What message does your city send?
Reading The Rise of the Creative Class
crystallized for me the idea, which I already had, that our new age of easy communications actually makes physical, geographic locations more
significant, not less. Paul Graham's new essay, Cities and Ambition
, presents another view of how cities matter - one that also seems familiar, but that I hadn't thought about in quite that way.
Some cities are centers for particular kinds of activity. Such a city subtly sends you a message related to that activity - by the things you see walking down the street, by the snippets of conversation you overhear, and many other ways. A city's message, he argues, comes from the fact that there is something people in that city tend to consistently view as more important than other things, and this attitude is catching. It's a three-way cycle:
- People move to that city because they value what it values above other things, and because it is a center for that activity
- People in that city value that thing because the city is a center for it, and because a lot of them moved there because it was the thing they already valued more
- It is a center for its activity because it is known for it so people move there to do that thing, and because people living there are encouraged to value that thing, which in turn encourages the activity itself
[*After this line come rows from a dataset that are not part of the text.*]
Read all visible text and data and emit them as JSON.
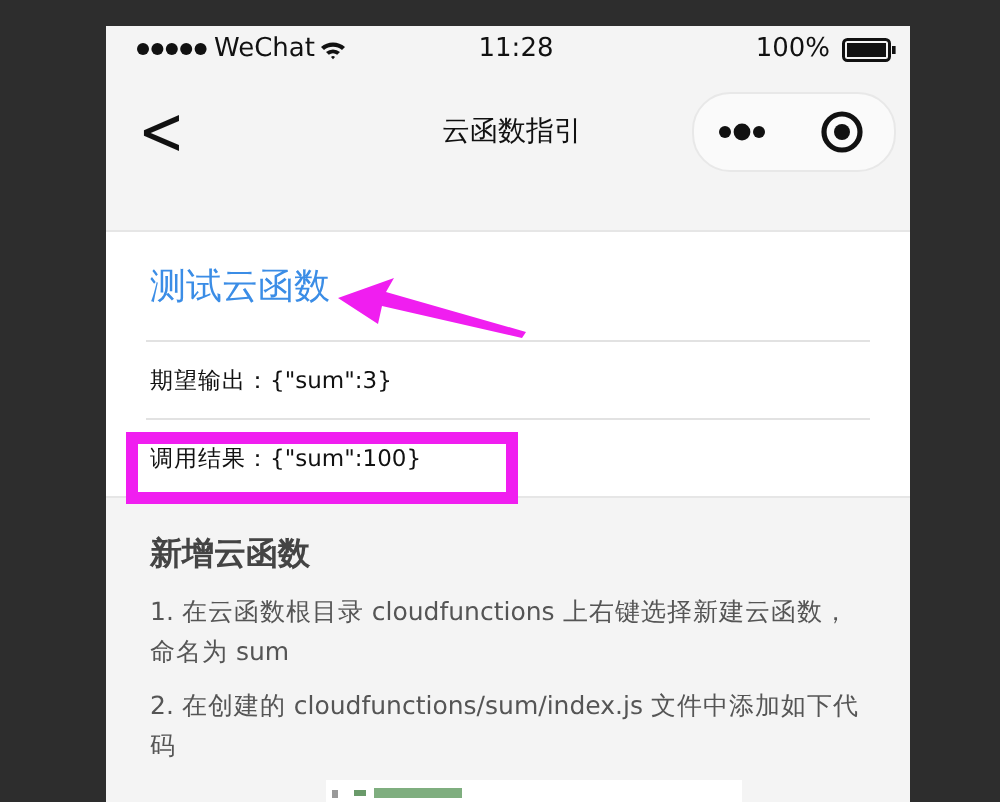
{
  "status_bar": {
    "carrier": "WeChat",
    "time": "11:28",
    "battery": "100%"
  },
  "nav_bar": {
    "back": "<",
    "title": "云函数指引"
  },
  "test_section": {
    "title": "测试云函数",
    "rows": [
      {
        "text": "期望输出：{\"sum\":3}"
      },
      {
        "text": "调用结果：{\"sum\":100}"
      }
    ]
  },
  "guide_section": {
    "heading": "新增云函数",
    "steps": [
      "1. 在云函数根目录 cloudfunctions 上右键选择新建云函数，命名为 sum",
      "2. 在创建的 cloudfunctions/sum/index.js 文件中添加如下代码"
    ]
  }
}
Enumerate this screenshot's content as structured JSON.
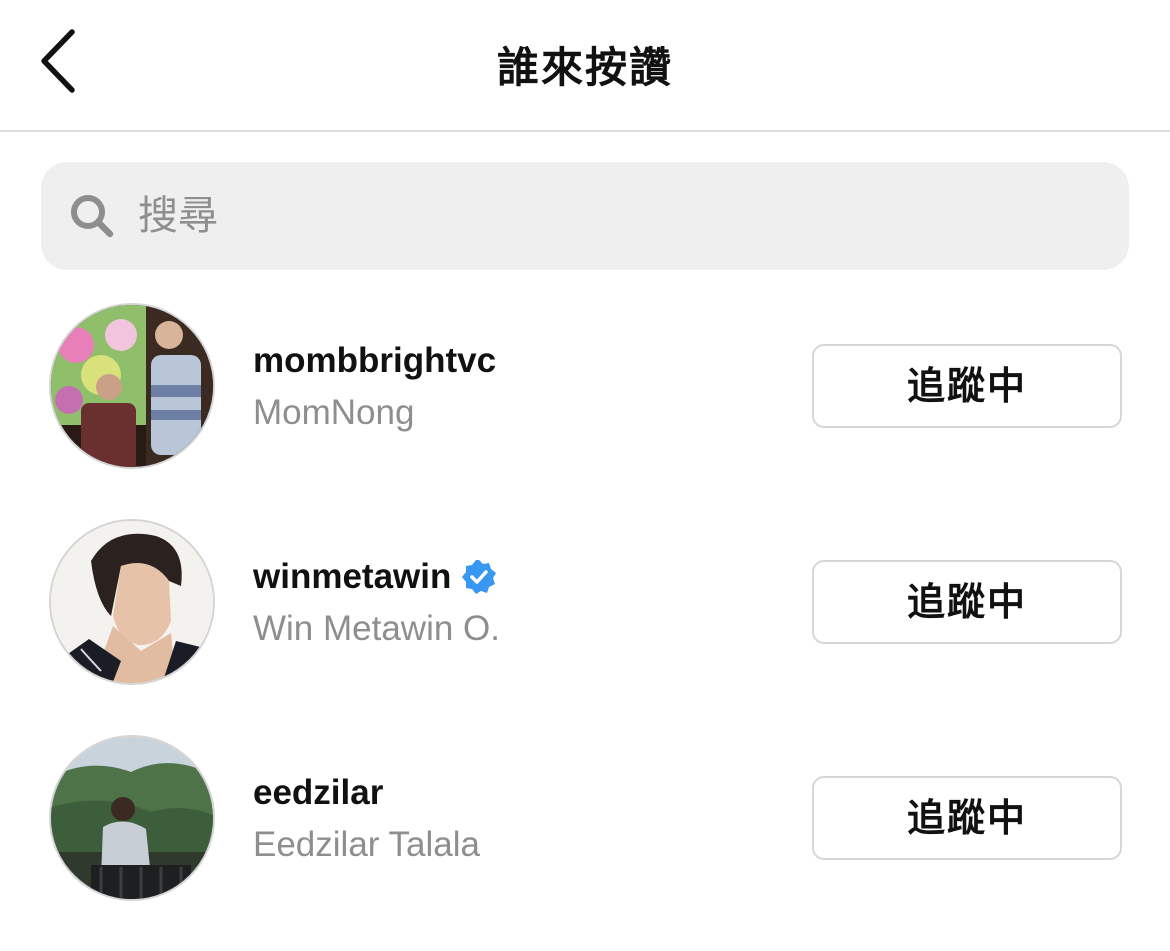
{
  "header": {
    "title": "誰來按讚",
    "back_icon": "chevron-left-icon"
  },
  "search": {
    "placeholder": "搜尋",
    "value": "",
    "icon": "search-icon"
  },
  "users": [
    {
      "username": "mombbrightvc",
      "full_name": "MomNong",
      "verified": false,
      "follow_label": "追蹤中"
    },
    {
      "username": "winmetawin",
      "full_name": "Win Metawin O.",
      "verified": true,
      "follow_label": "追蹤中"
    },
    {
      "username": "eedzilar",
      "full_name": "Eedzilar Talala",
      "verified": false,
      "follow_label": "追蹤中"
    }
  ],
  "colors": {
    "text_primary": "#111111",
    "text_secondary": "#8e8e8e",
    "search_bg": "#efefef",
    "verified_blue": "#3897f0",
    "border": "#d6d6d6"
  }
}
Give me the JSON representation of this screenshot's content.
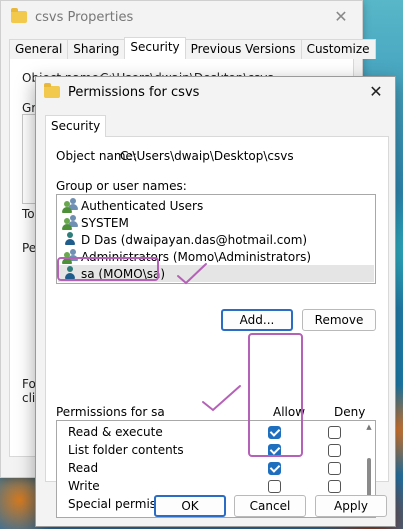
{
  "properties_window": {
    "title": "csvs Properties",
    "tabs": [
      "General",
      "Sharing",
      "Security",
      "Previous Versions",
      "Customize"
    ],
    "active_tab": "Security",
    "partial_texts": {
      "object_name": "Object name:",
      "object_path": "C:\\Users\\dwaip\\Desktop\\csvs",
      "group": "Gr",
      "to_change": "To",
      "permissions": "Pe",
      "for_special": "For",
      "click": "clic"
    }
  },
  "dialog": {
    "title": "Permissions for csvs",
    "tab": "Security",
    "object_name_label": "Object name:",
    "object_name_value": "C:\\Users\\dwaip\\Desktop\\csvs",
    "group_label": "Group or user names:",
    "users": [
      {
        "label": "Authenticated Users",
        "icon": "group-users-icon"
      },
      {
        "label": "SYSTEM",
        "icon": "group-users-icon"
      },
      {
        "label": "D Das (dwaipayan.das@hotmail.com)",
        "icon": "user-icon"
      },
      {
        "label": "Administrators (Momo\\Administrators)",
        "icon": "group-users-icon"
      },
      {
        "label": "sa (MOMO\\sa)",
        "icon": "user-icon",
        "selected": true
      }
    ],
    "add_button": "Add...",
    "remove_button": "Remove",
    "permissions_label": "Permissions for sa",
    "allow_label": "Allow",
    "deny_label": "Deny",
    "permissions": [
      {
        "name": "Read & execute",
        "allow": true,
        "deny": false
      },
      {
        "name": "List folder contents",
        "allow": true,
        "deny": false
      },
      {
        "name": "Read",
        "allow": true,
        "deny": false
      },
      {
        "name": "Write",
        "allow": false,
        "deny": false
      },
      {
        "name": "Special permissions",
        "allow": false,
        "deny": false,
        "disabled": true
      }
    ],
    "ok_button": "OK",
    "cancel_button": "Cancel",
    "apply_button": "Apply"
  },
  "colors": {
    "accent": "#1f6fbf",
    "annotation": "#b561b8",
    "folder": "#f2c94c"
  }
}
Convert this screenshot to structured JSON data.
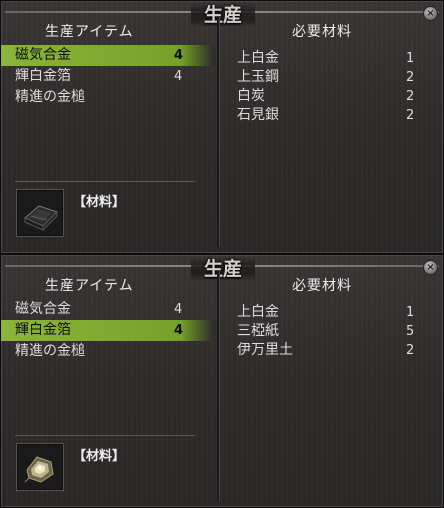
{
  "panels": [
    {
      "title": "生産",
      "close_icon": "close-icon",
      "left_header": "生産アイテム",
      "right_header": "必要材料",
      "items": [
        {
          "name": "磁気合金",
          "qty": "4",
          "selected": true
        },
        {
          "name": "輝白金箔",
          "qty": "4",
          "selected": false
        },
        {
          "name": "精進の金槌",
          "qty": "",
          "selected": false
        }
      ],
      "materials": [
        {
          "name": "上白金",
          "qty": "1"
        },
        {
          "name": "上玉鋼",
          "qty": "2"
        },
        {
          "name": "白炭",
          "qty": "2"
        },
        {
          "name": "石見銀",
          "qty": "2"
        }
      ],
      "item_type": "【材料】",
      "thumbnail_icon": "dark-ingot-icon"
    },
    {
      "title": "生産",
      "close_icon": "close-icon",
      "left_header": "生産アイテム",
      "right_header": "必要材料",
      "items": [
        {
          "name": "磁気合金",
          "qty": "4",
          "selected": false
        },
        {
          "name": "輝白金箔",
          "qty": "4",
          "selected": true
        },
        {
          "name": "精進の金槌",
          "qty": "",
          "selected": false
        }
      ],
      "materials": [
        {
          "name": "上白金",
          "qty": "1"
        },
        {
          "name": "三椏紙",
          "qty": "5"
        },
        {
          "name": "伊万里土",
          "qty": "2"
        }
      ],
      "item_type": "【材料】",
      "thumbnail_icon": "gold-foil-icon"
    }
  ],
  "colors": {
    "selection": "#7aa42c",
    "panel_bg": "#2f2b2b"
  }
}
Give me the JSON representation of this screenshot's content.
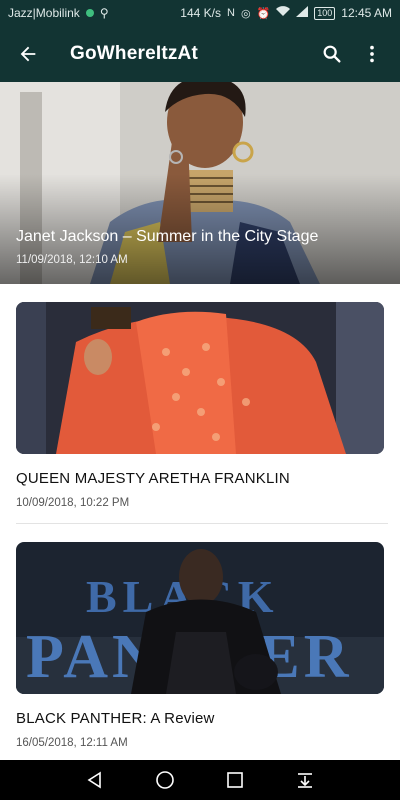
{
  "status_bar": {
    "carrier": "Jazz|Mobilink",
    "speed": "144 K/s",
    "battery": "100",
    "time": "12:45 AM"
  },
  "app_bar": {
    "title": "GoWhereItzAt"
  },
  "hero": {
    "title": "Janet Jackson – Summer in the City Stage",
    "date": "11/09/2018, 12:10 AM"
  },
  "articles": [
    {
      "title": "QUEEN MAJESTY ARETHA FRANKLIN",
      "date": "10/09/2018, 10:22 PM"
    },
    {
      "title": "BLACK PANTHER: A Review",
      "date": "16/05/2018, 12:11 AM",
      "image_text": [
        "BLACK",
        "PANTHER"
      ]
    }
  ],
  "colors": {
    "app_bar": "#123433",
    "nav_bar": "#000000"
  }
}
To really know a city's message, Graham says, you probably have to live there for a while. As examples, he gives the paces he has lived, and the messages they send:
New York City: You should make more money!
Silicon Valley: Be powerful. And start companies.
Berkeley: Live better. Enjoy life.
Boston, especially Cambridge: You could be smarter. Read more, learn more. Develop ideas.
He also gives a stab at interpreting the messages of some places he's been to but hasn't lived in, while acknowledging that he's not sure and that a local might interpret it more accurately. For example, he thinks the message Paris was sending him was "do things in style; appreciate art and beauty". And not all cities send a coherent message, because not all cities are focused in that way.
Where do live? What message is your city sending you?
Have you lived somewhere else that sent a clear message? What was it?
Edit: To clarify, in case you don't click through to read Graham's essay, in his formulation a city's message is both the thing it suggest you should aspire to, and the thing that people generally respect and honor most
, and think is cool. So the coolest, most honored & respectable thing you can be in Silicon Valley is someone who started a now-influential company; in Boston, it's a smart person who had a great idea or created something new; in New York, it's being rich.